Top of Dataset entries

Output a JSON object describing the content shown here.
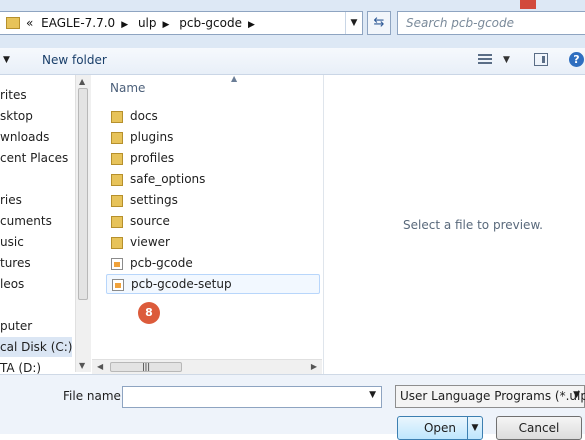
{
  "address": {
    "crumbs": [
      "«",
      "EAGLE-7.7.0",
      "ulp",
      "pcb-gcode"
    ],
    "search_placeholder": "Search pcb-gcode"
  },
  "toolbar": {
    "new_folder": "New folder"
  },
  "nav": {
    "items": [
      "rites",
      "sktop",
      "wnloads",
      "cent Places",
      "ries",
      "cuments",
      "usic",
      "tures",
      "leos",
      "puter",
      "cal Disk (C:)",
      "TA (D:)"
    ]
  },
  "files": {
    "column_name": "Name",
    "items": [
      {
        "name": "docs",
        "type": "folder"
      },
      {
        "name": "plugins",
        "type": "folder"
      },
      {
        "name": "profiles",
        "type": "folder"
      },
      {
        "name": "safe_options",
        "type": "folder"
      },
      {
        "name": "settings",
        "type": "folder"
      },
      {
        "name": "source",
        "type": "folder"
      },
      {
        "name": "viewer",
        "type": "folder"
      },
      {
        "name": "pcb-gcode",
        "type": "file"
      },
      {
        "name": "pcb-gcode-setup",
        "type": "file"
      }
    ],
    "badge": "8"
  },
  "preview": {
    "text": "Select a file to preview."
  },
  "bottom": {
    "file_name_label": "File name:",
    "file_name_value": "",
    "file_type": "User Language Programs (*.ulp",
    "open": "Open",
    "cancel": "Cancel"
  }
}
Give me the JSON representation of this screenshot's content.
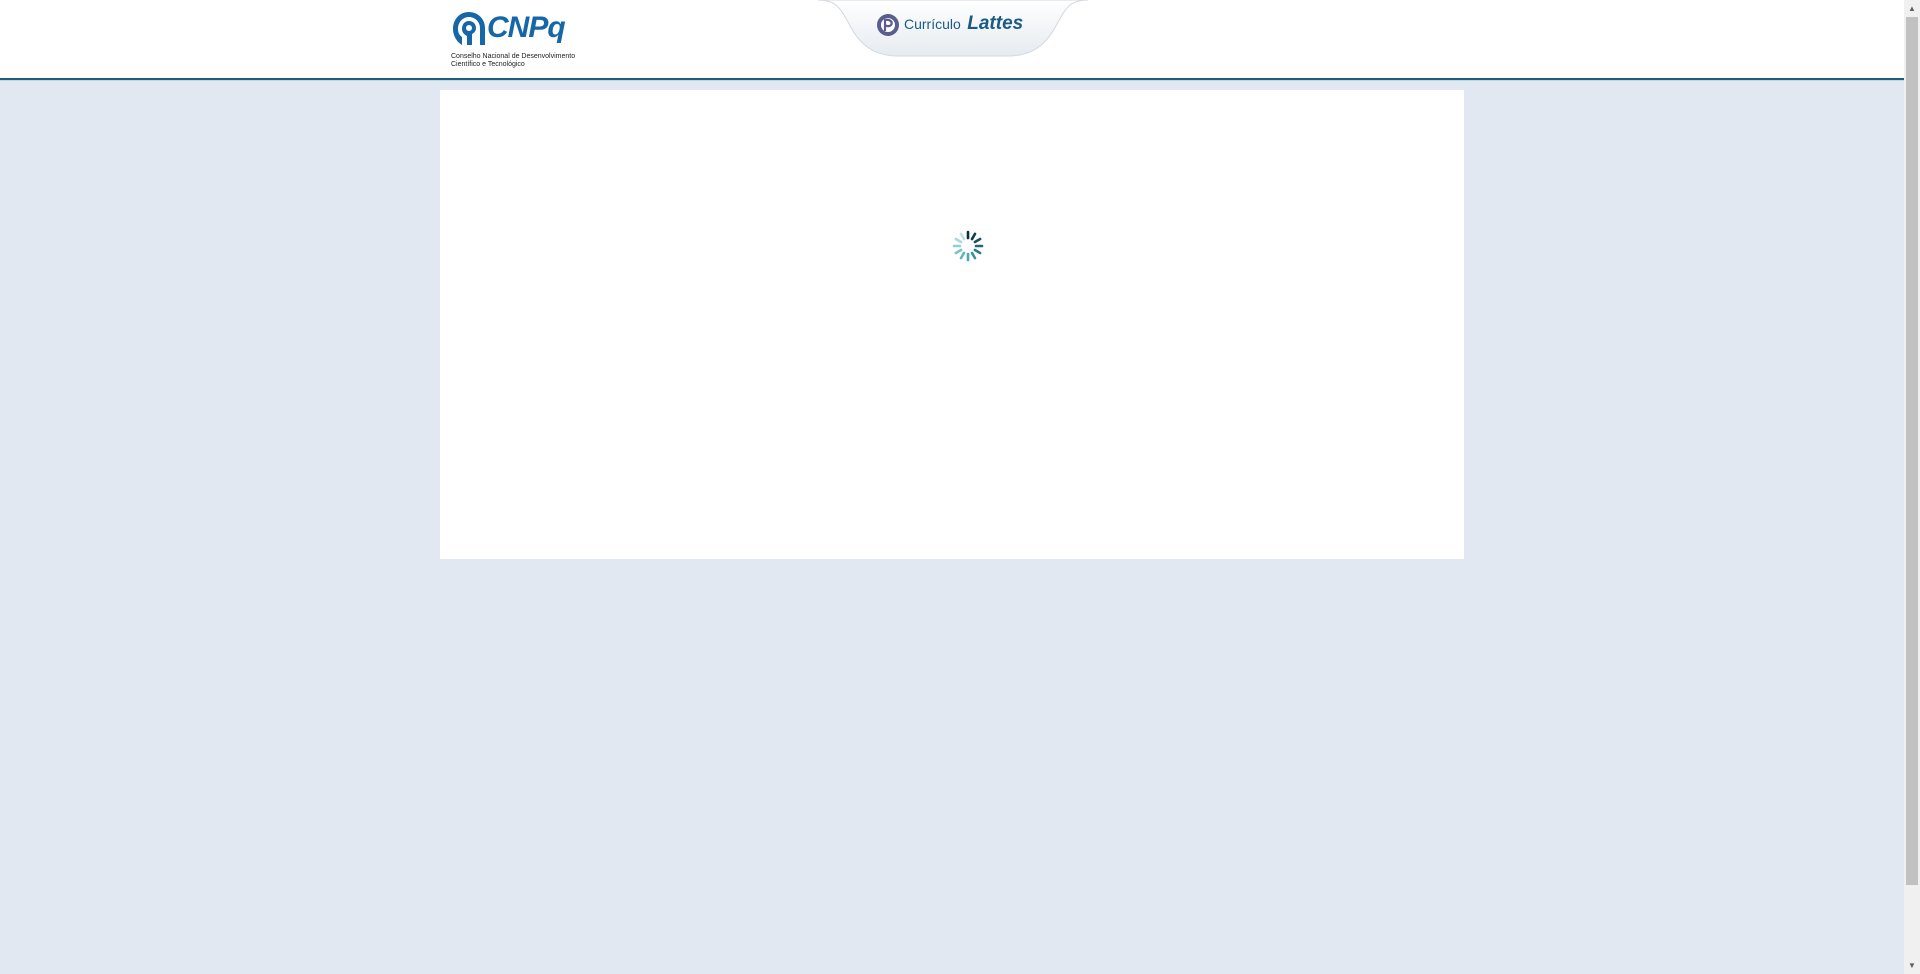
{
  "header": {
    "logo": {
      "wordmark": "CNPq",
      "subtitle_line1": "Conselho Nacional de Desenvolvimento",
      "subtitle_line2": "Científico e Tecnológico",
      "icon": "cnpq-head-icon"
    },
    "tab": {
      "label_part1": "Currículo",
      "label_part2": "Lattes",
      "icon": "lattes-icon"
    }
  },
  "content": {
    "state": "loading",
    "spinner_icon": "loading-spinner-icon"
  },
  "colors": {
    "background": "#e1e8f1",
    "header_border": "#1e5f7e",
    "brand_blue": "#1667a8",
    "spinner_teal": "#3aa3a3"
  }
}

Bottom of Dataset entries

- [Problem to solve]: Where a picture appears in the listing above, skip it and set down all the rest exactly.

- [Task output]:
Output a JSON object describing the content shown here.
{
  "address": {
    "crumbs": [
      "«",
      "EAGLE-7.7.0",
      "ulp",
      "pcb-gcode"
    ],
    "search_placeholder": "Search pcb-gcode"
  },
  "toolbar": {
    "new_folder": "New folder"
  },
  "nav": {
    "items": [
      "rites",
      "sktop",
      "wnloads",
      "cent Places",
      "ries",
      "cuments",
      "usic",
      "tures",
      "leos",
      "puter",
      "cal Disk (C:)",
      "TA (D:)"
    ]
  },
  "files": {
    "column_name": "Name",
    "items": [
      {
        "name": "docs",
        "type": "folder"
      },
      {
        "name": "plugins",
        "type": "folder"
      },
      {
        "name": "profiles",
        "type": "folder"
      },
      {
        "name": "safe_options",
        "type": "folder"
      },
      {
        "name": "settings",
        "type": "folder"
      },
      {
        "name": "source",
        "type": "folder"
      },
      {
        "name": "viewer",
        "type": "folder"
      },
      {
        "name": "pcb-gcode",
        "type": "file"
      },
      {
        "name": "pcb-gcode-setup",
        "type": "file"
      }
    ],
    "badge": "8"
  },
  "preview": {
    "text": "Select a file to preview."
  },
  "bottom": {
    "file_name_label": "File name:",
    "file_name_value": "",
    "file_type": "User Language Programs (*.ulp",
    "open": "Open",
    "cancel": "Cancel"
  }
}
Give me the JSON representation of this screenshot's content.
{
  "header": {
    "logo": {
      "wordmark": "CNPq",
      "subtitle_line1": "Conselho Nacional de Desenvolvimento",
      "subtitle_line2": "Científico e Tecnológico",
      "icon": "cnpq-head-icon"
    },
    "tab": {
      "label_part1": "Currículo",
      "label_part2": "Lattes",
      "icon": "lattes-icon"
    }
  },
  "content": {
    "state": "loading",
    "spinner_icon": "loading-spinner-icon"
  },
  "colors": {
    "background": "#e1e8f1",
    "header_border": "#1e5f7e",
    "brand_blue": "#1667a8",
    "spinner_teal": "#3aa3a3"
  }
}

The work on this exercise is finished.